> [Input data]:
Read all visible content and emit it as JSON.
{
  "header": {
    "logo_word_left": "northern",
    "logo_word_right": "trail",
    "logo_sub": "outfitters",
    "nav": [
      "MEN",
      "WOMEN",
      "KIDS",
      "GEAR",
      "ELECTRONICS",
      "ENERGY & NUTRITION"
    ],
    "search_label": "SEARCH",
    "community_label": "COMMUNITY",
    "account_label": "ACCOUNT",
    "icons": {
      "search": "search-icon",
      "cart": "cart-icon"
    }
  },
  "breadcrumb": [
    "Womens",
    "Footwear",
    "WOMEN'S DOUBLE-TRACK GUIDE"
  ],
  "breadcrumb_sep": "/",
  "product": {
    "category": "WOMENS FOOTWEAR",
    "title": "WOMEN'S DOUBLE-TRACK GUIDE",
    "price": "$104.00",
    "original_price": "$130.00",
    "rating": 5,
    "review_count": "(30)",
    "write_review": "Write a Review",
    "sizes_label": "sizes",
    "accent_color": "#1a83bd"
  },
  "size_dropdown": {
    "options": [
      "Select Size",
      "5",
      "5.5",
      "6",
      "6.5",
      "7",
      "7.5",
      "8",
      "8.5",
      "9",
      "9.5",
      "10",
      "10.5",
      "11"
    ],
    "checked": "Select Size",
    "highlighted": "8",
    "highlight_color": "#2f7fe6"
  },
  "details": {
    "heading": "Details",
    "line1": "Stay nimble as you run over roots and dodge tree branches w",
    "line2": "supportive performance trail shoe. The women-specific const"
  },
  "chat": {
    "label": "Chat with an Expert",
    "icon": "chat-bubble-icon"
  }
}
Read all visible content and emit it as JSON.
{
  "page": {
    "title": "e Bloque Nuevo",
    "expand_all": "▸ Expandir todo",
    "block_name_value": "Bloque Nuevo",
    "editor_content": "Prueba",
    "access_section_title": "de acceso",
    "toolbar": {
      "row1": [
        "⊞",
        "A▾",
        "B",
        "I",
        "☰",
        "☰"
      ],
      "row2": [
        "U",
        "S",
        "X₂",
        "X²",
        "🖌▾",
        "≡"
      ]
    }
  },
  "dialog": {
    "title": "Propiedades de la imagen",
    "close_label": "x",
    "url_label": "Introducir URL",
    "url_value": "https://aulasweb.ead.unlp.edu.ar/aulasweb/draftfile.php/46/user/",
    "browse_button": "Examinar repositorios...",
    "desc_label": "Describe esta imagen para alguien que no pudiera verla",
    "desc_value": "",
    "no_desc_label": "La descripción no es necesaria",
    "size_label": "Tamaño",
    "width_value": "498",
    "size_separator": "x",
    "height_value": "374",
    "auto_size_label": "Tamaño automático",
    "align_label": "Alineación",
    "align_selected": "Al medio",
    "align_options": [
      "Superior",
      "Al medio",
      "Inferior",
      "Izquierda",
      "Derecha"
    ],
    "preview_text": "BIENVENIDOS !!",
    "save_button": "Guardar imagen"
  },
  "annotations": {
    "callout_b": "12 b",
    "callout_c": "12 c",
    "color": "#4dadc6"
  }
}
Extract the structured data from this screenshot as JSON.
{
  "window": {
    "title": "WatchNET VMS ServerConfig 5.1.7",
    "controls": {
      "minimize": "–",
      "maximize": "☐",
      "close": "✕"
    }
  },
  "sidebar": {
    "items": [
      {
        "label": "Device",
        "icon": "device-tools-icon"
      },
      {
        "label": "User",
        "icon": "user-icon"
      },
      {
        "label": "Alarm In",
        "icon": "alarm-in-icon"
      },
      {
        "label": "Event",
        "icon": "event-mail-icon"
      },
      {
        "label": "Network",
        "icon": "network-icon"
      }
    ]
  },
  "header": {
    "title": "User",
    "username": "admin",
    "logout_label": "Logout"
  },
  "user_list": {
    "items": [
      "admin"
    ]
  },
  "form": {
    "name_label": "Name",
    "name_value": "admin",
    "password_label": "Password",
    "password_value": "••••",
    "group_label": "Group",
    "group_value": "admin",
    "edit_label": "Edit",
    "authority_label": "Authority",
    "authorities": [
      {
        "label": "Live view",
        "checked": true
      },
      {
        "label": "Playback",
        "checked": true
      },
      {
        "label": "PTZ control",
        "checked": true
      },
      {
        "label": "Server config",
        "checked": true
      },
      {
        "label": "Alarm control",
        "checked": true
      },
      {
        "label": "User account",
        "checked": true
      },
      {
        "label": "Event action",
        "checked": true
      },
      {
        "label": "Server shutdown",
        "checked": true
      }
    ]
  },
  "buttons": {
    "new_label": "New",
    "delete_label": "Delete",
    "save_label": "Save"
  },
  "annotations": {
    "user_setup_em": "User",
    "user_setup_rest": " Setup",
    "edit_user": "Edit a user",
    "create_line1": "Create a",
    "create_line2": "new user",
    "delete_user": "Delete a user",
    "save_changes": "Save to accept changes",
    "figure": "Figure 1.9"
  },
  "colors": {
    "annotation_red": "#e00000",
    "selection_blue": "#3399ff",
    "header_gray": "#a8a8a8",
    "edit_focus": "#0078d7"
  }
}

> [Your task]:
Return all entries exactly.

> [Exercise response]:
Read all visible content and emit it as JSON.
{
  "header": {
    "logo_word_left": "northern",
    "logo_word_right": "trail",
    "logo_sub": "outfitters",
    "nav": [
      "MEN",
      "WOMEN",
      "KIDS",
      "GEAR",
      "ELECTRONICS",
      "ENERGY & NUTRITION"
    ],
    "search_label": "SEARCH",
    "community_label": "COMMUNITY",
    "account_label": "ACCOUNT",
    "icons": {
      "search": "search-icon",
      "cart": "cart-icon"
    }
  },
  "breadcrumb": [
    "Womens",
    "Footwear",
    "WOMEN'S DOUBLE-TRACK GUIDE"
  ],
  "breadcrumb_sep": "/",
  "product": {
    "category": "WOMENS FOOTWEAR",
    "title": "WOMEN'S DOUBLE-TRACK GUIDE",
    "price": "$104.00",
    "original_price": "$130.00",
    "rating": 5,
    "review_count": "(30)",
    "write_review": "Write a Review",
    "sizes_label": "sizes",
    "accent_color": "#1a83bd"
  },
  "size_dropdown": {
    "options": [
      "Select Size",
      "5",
      "5.5",
      "6",
      "6.5",
      "7",
      "7.5",
      "8",
      "8.5",
      "9",
      "9.5",
      "10",
      "10.5",
      "11"
    ],
    "checked": "Select Size",
    "highlighted": "8",
    "highlight_color": "#2f7fe6"
  },
  "details": {
    "heading": "Details",
    "line1": "Stay nimble as you run over roots and dodge tree branches w",
    "line2": "supportive performance trail shoe. The women-specific const"
  },
  "chat": {
    "label": "Chat with an Expert",
    "icon": "chat-bubble-icon"
  }
}
Read all visible content and emit it as JSON.
{
  "page": {
    "title": "e Bloque Nuevo",
    "expand_all": "▸ Expandir todo",
    "block_name_value": "Bloque Nuevo",
    "editor_content": "Prueba",
    "access_section_title": "de acceso",
    "toolbar": {
      "row1": [
        "⊞",
        "A▾",
        "B",
        "I",
        "☰",
        "☰"
      ],
      "row2": [
        "U",
        "S",
        "X₂",
        "X²",
        "🖌▾",
        "≡"
      ]
    }
  },
  "dialog": {
    "title": "Propiedades de la imagen",
    "close_label": "x",
    "url_label": "Introducir URL",
    "url_value": "https://aulasweb.ead.unlp.edu.ar/aulasweb/draftfile.php/46/user/",
    "browse_button": "Examinar repositorios...",
    "desc_label": "Describe esta imagen para alguien que no pudiera verla",
    "desc_value": "",
    "no_desc_label": "La descripción no es necesaria",
    "size_label": "Tamaño",
    "width_value": "498",
    "size_separator": "x",
    "height_value": "374",
    "auto_size_label": "Tamaño automático",
    "align_label": "Alineación",
    "align_selected": "Al medio",
    "align_options": [
      "Superior",
      "Al medio",
      "Inferior",
      "Izquierda",
      "Derecha"
    ],
    "preview_text": "BIENVENIDOS !!",
    "save_button": "Guardar imagen"
  },
  "annotations": {
    "callout_b": "12 b",
    "callout_c": "12 c",
    "color": "#4dadc6"
  }
}
Extract the structured data from this screenshot as JSON.
{
  "window": {
    "title": "WatchNET VMS ServerConfig 5.1.7",
    "controls": {
      "minimize": "–",
      "maximize": "☐",
      "close": "✕"
    }
  },
  "sidebar": {
    "items": [
      {
        "label": "Device",
        "icon": "device-tools-icon"
      },
      {
        "label": "User",
        "icon": "user-icon"
      },
      {
        "label": "Alarm In",
        "icon": "alarm-in-icon"
      },
      {
        "label": "Event",
        "icon": "event-mail-icon"
      },
      {
        "label": "Network",
        "icon": "network-icon"
      }
    ]
  },
  "header": {
    "title": "User",
    "username": "admin",
    "logout_label": "Logout"
  },
  "user_list": {
    "items": [
      "admin"
    ]
  },
  "form": {
    "name_label": "Name",
    "name_value": "admin",
    "password_label": "Password",
    "password_value": "••••",
    "group_label": "Group",
    "group_value": "admin",
    "edit_label": "Edit",
    "authority_label": "Authority",
    "authorities": [
      {
        "label": "Live view",
        "checked": true
      },
      {
        "label": "Playback",
        "checked": true
      },
      {
        "label": "PTZ control",
        "checked": true
      },
      {
        "label": "Server config",
        "checked": true
      },
      {
        "label": "Alarm control",
        "checked": true
      },
      {
        "label": "User account",
        "checked": true
      },
      {
        "label": "Event action",
        "checked": true
      },
      {
        "label": "Server shutdown",
        "checked": true
      }
    ]
  },
  "buttons": {
    "new_label": "New",
    "delete_label": "Delete",
    "save_label": "Save"
  },
  "annotations": {
    "user_setup_em": "User",
    "user_setup_rest": " Setup",
    "edit_user": "Edit a user",
    "create_line1": "Create a",
    "create_line2": "new user",
    "delete_user": "Delete a user",
    "save_changes": "Save to accept changes",
    "figure": "Figure 1.9"
  },
  "colors": {
    "annotation_red": "#e00000",
    "selection_blue": "#3399ff",
    "header_gray": "#a8a8a8",
    "edit_focus": "#0078d7"
  }
}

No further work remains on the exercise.